WASHINGTON — New orders for durable goods in July edged upward 0.3% thanks to a flood of aircraft and auto purchases, but many other categories recorded significant declines, the Commerce Department reported Wednesday.
Orders excluding transportation plunged 3.8% to post the category’s largest drop in 18 months. The decline was led by a record 15% reduction in machinery orders.
Economists expected durable goods to fall 1.2% and predicted that orders excluding transportation would contract 0.9%, according to the median estimate from Thomson Reuters.
“The July durable goods report was another troubling data point in a long string of reports that spell trouble for the U.S. economy,” said Ellen Beeson Zentner, a senior economist with the Bank of Tokyo-Mitsubishi. “The recovery has been relying so heavily on the industrial [sector] and it seems as though that support has now all but disappeared.”
Durable goods orders for June were revised higher to a 0.1% decline from the 1.0% drop initially reported last month. June orders excluding transportation were revised to a 0.2% dip from the initially reported 0.6% decline.
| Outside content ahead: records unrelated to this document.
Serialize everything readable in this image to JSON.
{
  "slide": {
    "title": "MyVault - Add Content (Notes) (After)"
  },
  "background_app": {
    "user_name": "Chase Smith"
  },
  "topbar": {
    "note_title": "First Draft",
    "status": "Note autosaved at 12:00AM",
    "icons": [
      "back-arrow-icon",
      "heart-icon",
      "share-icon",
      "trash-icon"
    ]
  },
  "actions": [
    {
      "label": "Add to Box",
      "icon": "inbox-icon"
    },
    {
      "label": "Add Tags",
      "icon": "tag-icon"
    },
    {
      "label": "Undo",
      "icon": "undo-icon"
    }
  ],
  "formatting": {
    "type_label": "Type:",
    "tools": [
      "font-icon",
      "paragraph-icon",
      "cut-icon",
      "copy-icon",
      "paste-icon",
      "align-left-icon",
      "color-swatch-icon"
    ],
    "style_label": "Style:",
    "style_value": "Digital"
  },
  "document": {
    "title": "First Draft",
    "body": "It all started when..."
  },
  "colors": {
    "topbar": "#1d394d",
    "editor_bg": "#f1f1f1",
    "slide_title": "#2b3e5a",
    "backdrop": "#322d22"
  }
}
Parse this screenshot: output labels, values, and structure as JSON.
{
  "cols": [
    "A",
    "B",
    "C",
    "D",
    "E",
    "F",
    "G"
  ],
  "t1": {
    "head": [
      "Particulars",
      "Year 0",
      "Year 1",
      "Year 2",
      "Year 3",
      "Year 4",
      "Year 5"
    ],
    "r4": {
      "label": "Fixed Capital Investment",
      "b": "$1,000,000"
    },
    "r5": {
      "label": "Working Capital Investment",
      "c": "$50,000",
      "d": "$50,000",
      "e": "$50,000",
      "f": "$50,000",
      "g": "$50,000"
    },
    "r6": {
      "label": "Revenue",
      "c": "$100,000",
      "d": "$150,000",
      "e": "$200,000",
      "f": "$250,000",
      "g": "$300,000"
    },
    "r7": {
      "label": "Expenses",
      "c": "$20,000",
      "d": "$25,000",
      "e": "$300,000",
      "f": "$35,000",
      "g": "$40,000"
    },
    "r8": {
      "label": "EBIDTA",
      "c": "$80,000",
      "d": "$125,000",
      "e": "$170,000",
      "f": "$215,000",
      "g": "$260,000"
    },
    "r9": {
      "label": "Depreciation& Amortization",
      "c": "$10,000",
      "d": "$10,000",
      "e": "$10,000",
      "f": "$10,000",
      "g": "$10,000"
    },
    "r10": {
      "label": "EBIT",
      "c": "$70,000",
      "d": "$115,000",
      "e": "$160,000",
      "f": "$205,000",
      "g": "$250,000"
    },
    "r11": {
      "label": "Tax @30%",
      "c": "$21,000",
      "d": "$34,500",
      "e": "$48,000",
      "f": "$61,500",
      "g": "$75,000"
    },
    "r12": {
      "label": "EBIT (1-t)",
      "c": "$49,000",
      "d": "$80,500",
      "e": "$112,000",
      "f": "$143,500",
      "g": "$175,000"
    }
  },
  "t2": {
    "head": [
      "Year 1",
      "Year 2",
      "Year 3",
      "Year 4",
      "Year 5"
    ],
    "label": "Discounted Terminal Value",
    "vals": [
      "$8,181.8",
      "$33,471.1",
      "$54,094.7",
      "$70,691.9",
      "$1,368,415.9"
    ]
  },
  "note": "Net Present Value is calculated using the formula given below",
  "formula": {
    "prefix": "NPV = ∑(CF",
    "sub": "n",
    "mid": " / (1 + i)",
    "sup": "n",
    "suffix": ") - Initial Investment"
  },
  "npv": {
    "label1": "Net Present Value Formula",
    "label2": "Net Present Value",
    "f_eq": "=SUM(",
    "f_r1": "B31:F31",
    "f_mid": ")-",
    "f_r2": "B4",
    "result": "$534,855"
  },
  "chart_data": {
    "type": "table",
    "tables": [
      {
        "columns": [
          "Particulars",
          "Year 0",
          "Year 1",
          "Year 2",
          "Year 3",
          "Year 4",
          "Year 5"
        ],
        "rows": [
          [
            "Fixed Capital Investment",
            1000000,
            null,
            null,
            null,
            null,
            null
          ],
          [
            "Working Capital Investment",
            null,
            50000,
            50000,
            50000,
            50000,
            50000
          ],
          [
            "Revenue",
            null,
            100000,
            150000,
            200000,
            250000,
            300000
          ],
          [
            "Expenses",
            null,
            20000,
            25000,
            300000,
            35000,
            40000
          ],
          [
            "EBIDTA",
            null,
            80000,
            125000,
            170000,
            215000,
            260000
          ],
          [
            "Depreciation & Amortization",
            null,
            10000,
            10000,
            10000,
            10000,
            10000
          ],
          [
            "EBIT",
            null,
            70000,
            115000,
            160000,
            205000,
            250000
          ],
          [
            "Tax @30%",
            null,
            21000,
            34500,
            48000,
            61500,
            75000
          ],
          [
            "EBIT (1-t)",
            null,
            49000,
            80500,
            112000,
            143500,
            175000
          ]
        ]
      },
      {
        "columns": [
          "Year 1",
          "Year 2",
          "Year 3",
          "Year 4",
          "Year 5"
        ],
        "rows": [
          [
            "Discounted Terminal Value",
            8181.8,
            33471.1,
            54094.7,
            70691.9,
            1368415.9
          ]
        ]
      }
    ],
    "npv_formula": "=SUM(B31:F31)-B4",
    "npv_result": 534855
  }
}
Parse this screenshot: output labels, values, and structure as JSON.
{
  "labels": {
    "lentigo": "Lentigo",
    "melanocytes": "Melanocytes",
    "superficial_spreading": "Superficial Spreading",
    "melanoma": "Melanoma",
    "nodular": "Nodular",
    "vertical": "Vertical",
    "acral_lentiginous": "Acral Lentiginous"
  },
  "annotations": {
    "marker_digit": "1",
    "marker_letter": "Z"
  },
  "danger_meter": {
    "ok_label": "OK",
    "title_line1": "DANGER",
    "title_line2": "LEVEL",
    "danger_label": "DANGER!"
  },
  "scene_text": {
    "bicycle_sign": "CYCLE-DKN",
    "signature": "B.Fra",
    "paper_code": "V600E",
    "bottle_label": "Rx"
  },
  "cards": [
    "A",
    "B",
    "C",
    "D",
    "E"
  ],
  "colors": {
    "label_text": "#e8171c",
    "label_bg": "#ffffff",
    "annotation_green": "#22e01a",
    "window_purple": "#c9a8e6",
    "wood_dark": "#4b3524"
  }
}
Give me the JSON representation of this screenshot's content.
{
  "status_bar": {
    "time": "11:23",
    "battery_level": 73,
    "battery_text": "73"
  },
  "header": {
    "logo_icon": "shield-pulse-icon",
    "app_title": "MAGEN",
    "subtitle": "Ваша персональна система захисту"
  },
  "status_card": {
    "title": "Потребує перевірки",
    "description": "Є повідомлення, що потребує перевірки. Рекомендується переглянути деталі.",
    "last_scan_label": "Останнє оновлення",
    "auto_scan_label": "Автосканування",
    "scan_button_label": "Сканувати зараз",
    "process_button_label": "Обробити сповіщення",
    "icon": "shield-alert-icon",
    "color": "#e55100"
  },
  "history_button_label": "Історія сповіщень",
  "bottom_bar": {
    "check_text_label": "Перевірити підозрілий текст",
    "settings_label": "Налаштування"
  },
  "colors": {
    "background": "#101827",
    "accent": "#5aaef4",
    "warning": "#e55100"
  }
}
Nonmilitary capital goods excluding aircraft fell 8.0% in July. Shipments dropped 1.5% and unfilled orders declined 0.4%. Nondefense capital goods fell 2.8%, the largest decline since March 2009.
Orders for transportation gear rose 13.1% and motor vehicles rose 5.3%.
“The shortfall in durable goods orders is just one in a series of reports confirming our forecast that the recovery is losing momentum,” Diane Swonk, chief economist of Mesirow Financial, said in a research note. “In response, Fed chairman Ben Bernanke is expected to corral the dissenters among the ranks of the Fed and convince his colleagues to ease further — maybe as soon as September.”